How to Get a Personal Loan

A personal loan is a type of financing you can obtain from banks, credit unions, and online lenders.

Personal loans are term loans, meaning you borrow a lump sum up front with a fixed rate, then you pay back fixed monthly payments for the loan term which usually ranges from two to seven years.

No matter the reason why you might want a personal loan, the process of getting one doesn’t need to be complicated.

How do you take out a personal loan?

There are multiple ways that you can take out a personal loan. A common option is using an online lender.

Taking out a personal loan online

Online lenders tend to make it easy to apply for a personal loan. In some cases, you may be able to receive the funds directly into your bank account as soon as the same day.

Furthermore, most online lenders will first do a soft credit inquiry to see if you are pre-approved, allowing them to show you estimated loan offers and interest rates. If you see an offer you like, you can then start the full application process for final approval.

Taking out a personal loan from banks or credit unions

There are other personal loan options as well, including banks and credit unions. If you work with a traditional bank, you may have to go in person to get the loan, though some offer online loan applications as well.

Similar to the process with online companies, make sure to compare options from multiple banks or credit unions to ensure you find a loan with low rates.

What do you need to get approved for a personal loan?

Most personal loans are unsecured, meaning you don’t need collateral to get approved.

How your credit impacts your application

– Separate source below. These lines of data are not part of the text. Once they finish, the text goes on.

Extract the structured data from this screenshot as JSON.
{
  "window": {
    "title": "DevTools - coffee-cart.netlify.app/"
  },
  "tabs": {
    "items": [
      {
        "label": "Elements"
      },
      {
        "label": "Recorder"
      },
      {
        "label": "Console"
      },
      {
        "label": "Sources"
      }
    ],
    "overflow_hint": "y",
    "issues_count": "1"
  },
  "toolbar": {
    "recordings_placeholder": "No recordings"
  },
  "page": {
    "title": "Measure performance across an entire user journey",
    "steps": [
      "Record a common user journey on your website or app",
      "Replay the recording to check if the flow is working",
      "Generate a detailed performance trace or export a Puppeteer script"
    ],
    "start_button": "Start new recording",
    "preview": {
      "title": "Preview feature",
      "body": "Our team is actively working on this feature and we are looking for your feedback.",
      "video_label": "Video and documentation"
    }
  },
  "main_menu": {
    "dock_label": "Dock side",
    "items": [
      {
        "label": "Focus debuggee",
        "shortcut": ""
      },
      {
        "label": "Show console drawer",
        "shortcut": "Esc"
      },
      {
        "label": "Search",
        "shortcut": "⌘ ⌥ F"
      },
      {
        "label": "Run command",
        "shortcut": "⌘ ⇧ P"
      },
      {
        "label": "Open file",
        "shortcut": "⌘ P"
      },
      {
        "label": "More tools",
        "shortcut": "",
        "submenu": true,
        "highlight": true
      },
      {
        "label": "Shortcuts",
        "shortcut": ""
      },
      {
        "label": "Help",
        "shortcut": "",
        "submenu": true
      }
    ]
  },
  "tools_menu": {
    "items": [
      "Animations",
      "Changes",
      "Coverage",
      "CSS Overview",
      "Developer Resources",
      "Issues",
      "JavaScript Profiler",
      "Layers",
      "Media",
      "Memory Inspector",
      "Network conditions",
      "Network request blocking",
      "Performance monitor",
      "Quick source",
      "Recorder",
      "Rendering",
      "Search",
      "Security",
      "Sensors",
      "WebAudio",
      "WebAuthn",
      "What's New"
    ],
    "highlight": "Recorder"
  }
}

The first step in the process usually involves checking your credit report. Even if your credit check shows your credit history isn’t perfect, you may still be approved, but you likely won’t be eligible for the lowest possible interest rates.

In fact, you may want to check your credit score before you even start applying for a personal loan. That way, you will know what type of personal loan you should be looking for. Most lenders have minimum credit score requirements and there are lenders for people with good, fair, or bad credit.

If you don’t qualify for a personal loan because of your credit score, you might then apply for a secured loan requiring collateral. Another option would be applying with a co-signer.

How existing debt impacts your application

If you have existing debt—especially credit card debt that you don’t plan to pay off with your personal loan—it’s going to affect your chances of getting a personal loan.

Lenders look at your credit utilization rate, and it’s also a big factor in your credit score. If lenders see that you already have a lot of other debt that requires payments, they may be wary of lending you money thereby putting you more in debt.

Additional documents you’ll need

Most lenders will also ask for some personal loan documentation during the application process.

This could include identification, such as a passport or driver’s license; proof of income, such as your W-2s, pay stubs, tax returns; and proof of assets, such as your bank statements. You may also have to verify your address and submit your social security number.

How long does it take to get approved for a personal loan?

The time it takes to get approved for a personal loan varies on the lender. If you apply for an online loan, they may issue an instant decision and your loan may be disbursed directly into your bank account as soon as the same day.

Getting your personal loan can take longer at a traditional financial institution. It may take several days for an approval to be issued, and even longer for the funds to be disbursed.

Before accepting a personal loan, consider the fine print. For example, are there loan origination fees, prepayment penalties, or other hidden fees?

Bottom Line

An unsecured personal loan can be a good financing option if you’ve run into an unexpected expense or have a large purchase to fund.

It is important to compare the best personal loans before making a decision to see if you could be approved for a lower interest rate somewhere else.